Few things have caused as much excitement across Nigeria as the announcement of the 2020 Grammy nominees. Even on Twitter, that cesspit of controversy and cancel culture, the announcement brought happiness to Nigerians.
But, of course, that was glee at receiving an invitation to the world’s biggest music ball.
In reality, a Grammy, like most things worth having, is a tricky acquisition. Heavy sales figures are not a guarantee. Or Katy Perry and Justin Beiber would have the Album of the Year trophies.
Pure talent won’t get you there either. Or Nas would have won one by now. Bluster won’t cut it either. Or a young Kanye West would have gotten a Record of the Year award.
Beauty and demonstrable hardwork, too, fail. Or Beyonce would have more than one of the big Grammys at this stage of her career.
Winning a Grammy is the result of some strange alchemy going your way. And the alchemy is stranger when it’s the non-American categories. Burna Boy and his team have done the hard part of creating enough buzz to get a nomination. The rest is up to the Recording Academy.
We can hope, but here are 4 reasons why that Grammy might not be coming home in February next year.
4. Breakout Blues: It’s Burna Boy’s first time at this level and he’ll need for Lady Luck to swing his way heavily.
For now not many Grammy voters are aware of Burna Boy, and because his genre — the entirety of it at least — hasn’t quite broken into the US, the RA is unlikely to know how to assess the quality of what they are required to listen to.
3. The Politics of Genre: In 2017, DJ Black Coffee from South Africa said a collaboration with Usher failed because the American thought that Black Coffee’s song was “too modern”. There might be a lot to unpack in that quote but it’s a notion that hasn’t disappeared entirely from the US. A similar issue could come up with Burna Boy.
He might be unfamiliar but he is also familiar: reggae, one of Burna’s primary genres, has conquered the US so much it has its own category at the Grammys; there is the US R&B influence in his music; on the album, there are Jorja Smith and Future and YG and Jeremih, all of whom are known to the American audience.
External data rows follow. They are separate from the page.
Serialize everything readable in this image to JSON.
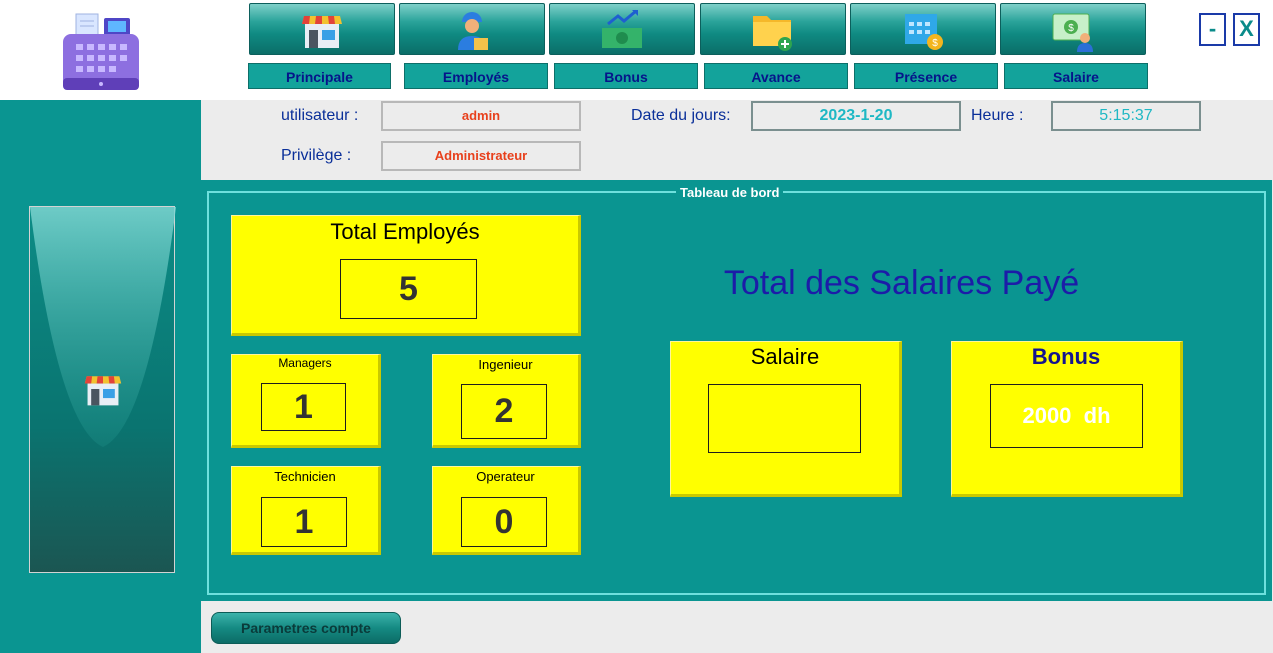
{
  "nav": {
    "items": [
      {
        "label": "Principale",
        "icon": "store-icon"
      },
      {
        "label": "Employés",
        "icon": "worker-icon"
      },
      {
        "label": "Bonus",
        "icon": "money-growth-icon"
      },
      {
        "label": "Avance",
        "icon": "folder-add-icon"
      },
      {
        "label": "Présence",
        "icon": "calendar-money-icon"
      },
      {
        "label": "Salaire",
        "icon": "salary-icon"
      }
    ]
  },
  "window": {
    "minimize_label": "-",
    "close_label": "X"
  },
  "session": {
    "user_label": "utilisateur :",
    "user_value": "admin",
    "privilege_label": "Privilège :",
    "privilege_value": "Administrateur",
    "date_label": "Date du jours:",
    "date_value": "2023-1-20",
    "time_label": "Heure :",
    "time_value": "5:15:37"
  },
  "dashboard": {
    "title": "Tableau de bord",
    "total_employes_label": "Total Employés",
    "total_employes_value": "5",
    "managers_label": "Managers",
    "managers_value": "1",
    "ingenieur_label": "Ingenieur",
    "ingenieur_value": "2",
    "technicien_label": "Technicien",
    "technicien_value": "1",
    "operateur_label": "Operateur",
    "operateur_value": "0",
    "total_salaires_label": "Total des Salaires Payé",
    "salaire_label": "Salaire",
    "salaire_value": "",
    "bonus_label": "Bonus",
    "bonus_value": "2000  dh"
  },
  "footer": {
    "params_button": "Parametres compte"
  },
  "colors": {
    "teal": "#0a9591",
    "yellow": "#ffff00",
    "navy": "#0a2f99",
    "red": "#e8401c"
  }
}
Some members of the Recording Academy are likely to consider Burna’s Boy music as not quite fully belonging to the World Music category enough to be named winner.
Previous winners have been unmistakably non-American. Listen to Angelique Kidjo, Ladysmith Black Mambazo and Tinariwen, all African winners of World Music Grammys, and you can see how an American music professional would think Burna Boy an outlier in that category.
2. The Unoriginality of Sampling: In several of the singles from African Giant, Burna Boy samples Angelique Kidjo and Fela. Sampling makes for great pop music because the genre thrives on familiarity. But at major awards considering artistic and technical achievement, originality might be prized above popularity.
The situation is even more complicated because Burna Boy’s main single from African Giant, ‘Anybody’, takes some ideas from Kidjo’s 1992 single ‘We We’. As Kidjo is also nominated in the World Music category, his winning might strike some voters as not quite right.
1. Angelique Kidjo: It is not in the Grammys’ nature to ignore an album by Angelique Kidjo. Since releasing her first album with Island Records in 1994, she has received 9 nominations, one coming outside of the World Music categories. She has won thrice and managed consecutive wins in 2014 (for Eve) and 2015 (for Sings).
Her latest album, Celia, pays tribute to the influential Cuban artist Celia Cruz, which means there are two cultures outside of the US being celebrated: Beninese and Cuban. Back in 2008, Herbie Hancock won the Best Album category for his tribute album to Joni Mitchell. That felt like a way of honouring both Mitchell and Hancock.
A similar sentiment could lead to a Kidjo win. So that if the competition is Burna’s African Giant, it is hard to bet against Celia, a multi-cultural work in a category aimed at recognising music talent from non-American cultures. (The other albums in the category, especially What Heat from Bokanté, Jules Buckley, and Metropole Orkest, also feature influences from more than a single culture but this analysis focuses on the African nominees.)
The Grammys love the Grammys: By that I mean members of the RA frequently reward people they have rewarded before…sometimes for the same album. The most recent example of this came in 2018 when South African group Ladysmith Black Mambazo won the Best World Music category for Shaka Zulu Revisited: 30th Anniversary Celebration.
This seems normal enough until you look again at that anniversary and realise the album was basically a re-recording of the band’s 1987 album Shaka Zulu. Well, that album had already won a Grammy back in 1988. The Grammy was honouring a great music band but also patting itself on the back for recognising the album’s quality decades back.
The point here is that between Angelique Kidjo and Celia Cruz, there are 10 Grammys (including Cruz’s Lifetime Achievement award in 2016). What are the odds that the Grammys won’t reward Celia, an album with the vocals and music of two of its favourite non-American acts?
Note: This was first published on the Opera News platform as 4 Reasons Burna Boy Can’t Win the Grammy on 4/12/2019